January 23, 2018

The film sheds a comic light on the power struggle after Joseph Stalin's death in 1953. A group of officials and film directors said the film was "extremist" and "aimed at humiliating the Russian people."

The Death of Stalin movie poster
Image: picture-alliance/Everett Collection

Russia's Culture Ministry on Tuesday banned the satirical film "The Death of Stalin" from Russian theaters after politicians and prominent film figures criticized it for mocking Russian history.

The ministry said it decided to pull the movie's license because it contained "information whose distribution is legally banned in Russia," according to AFP news agency.

The film by Scottish writer-director Armando Iannucci, based on a French graphic novel of the same name, comically portrays the power struggle after Soviet leader Joseph Stalin's death in 1953. It premiered in September at the Toronto International Film Festival and was set to open in Russia on Thursday.
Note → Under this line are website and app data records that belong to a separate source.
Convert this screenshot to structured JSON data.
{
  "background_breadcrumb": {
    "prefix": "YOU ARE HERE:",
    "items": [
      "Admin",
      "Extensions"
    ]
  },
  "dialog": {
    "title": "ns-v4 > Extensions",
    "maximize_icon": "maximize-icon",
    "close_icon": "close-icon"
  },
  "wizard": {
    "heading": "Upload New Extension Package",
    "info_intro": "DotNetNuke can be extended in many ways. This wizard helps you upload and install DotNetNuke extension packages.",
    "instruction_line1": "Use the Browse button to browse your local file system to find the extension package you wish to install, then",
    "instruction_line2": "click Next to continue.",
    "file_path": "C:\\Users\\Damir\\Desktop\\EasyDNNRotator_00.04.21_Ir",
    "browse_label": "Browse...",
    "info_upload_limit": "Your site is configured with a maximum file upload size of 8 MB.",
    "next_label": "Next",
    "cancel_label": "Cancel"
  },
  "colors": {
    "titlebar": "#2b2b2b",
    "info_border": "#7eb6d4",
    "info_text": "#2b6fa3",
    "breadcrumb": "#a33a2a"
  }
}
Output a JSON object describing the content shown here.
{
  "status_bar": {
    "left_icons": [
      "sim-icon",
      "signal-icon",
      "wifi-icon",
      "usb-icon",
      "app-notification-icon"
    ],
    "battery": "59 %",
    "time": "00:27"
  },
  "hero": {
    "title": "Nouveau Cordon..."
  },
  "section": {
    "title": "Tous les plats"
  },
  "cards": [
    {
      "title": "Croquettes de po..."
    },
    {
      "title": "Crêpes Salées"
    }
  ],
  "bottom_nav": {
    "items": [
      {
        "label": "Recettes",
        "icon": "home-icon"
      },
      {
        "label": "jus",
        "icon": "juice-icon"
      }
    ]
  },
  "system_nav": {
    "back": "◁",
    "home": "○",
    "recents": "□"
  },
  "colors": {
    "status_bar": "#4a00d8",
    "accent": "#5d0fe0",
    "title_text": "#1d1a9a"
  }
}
Read more: Seeking justice for Stalin's victims


Twenty-two officials and film directors signed a letter denouncing the film and calling for the government to delay its release after a private viewing on Monday.

Signatories said the film "blackened" the memory of Russians who had fought against Nazi Germany and contained elements "that can be assessed as extremist and aimed at humiliating Russian people."

The letter said the film should be delayed until after February, when Russia is set to celebrate the 75th anniversary of the Battle of Stalingrad — a revered victory for Soviet forces against Germany during the Second World War.

Read more: Opinion: Victims of dictatorship deserve commemoration

Moscow gulag museum examines Stalin terror

Mixed reactions

"The Death of Stalin" became one of the most searched phrases among Russian users of Twitter following the Culture Ministry's announcement.

Russian media have greeted the film with mixed reviews, with some broadsheet newspapers praising it for its depiction of an important episode of the country's history.

But the head of Russia's Military-Historical Society condemned the comedy. "It's an abomination and filth," Kononov told state-funded RT. "All the characters are portrayed as idiots … It's how the West sees our people."

Read more: Opinion: The Kremlin's silence about Stalin

Russia: Controversial history

Stalin's legacy

Recent opinion polls show many Russians have a favorable view of Stalin, despite his legacy as a tyrant whose purges between 1924 and 1953 ended with the deaths of millions of Soviet citizens.

President Vladimir Putin has criticized Stalin's purges, but also lauded the Soviet leader's achievements. Stalin led the Soviet Union to victory in the Second World War and oversaw much of its industrialization.

The government sparked controversy in recent years after it edited school textbooks to show the history of Stalin more positively.

Read more: The Russian Revolution 100 years on: 'Russia hasn't dealt with the past'

amp/msh (AFP, dpa, AP)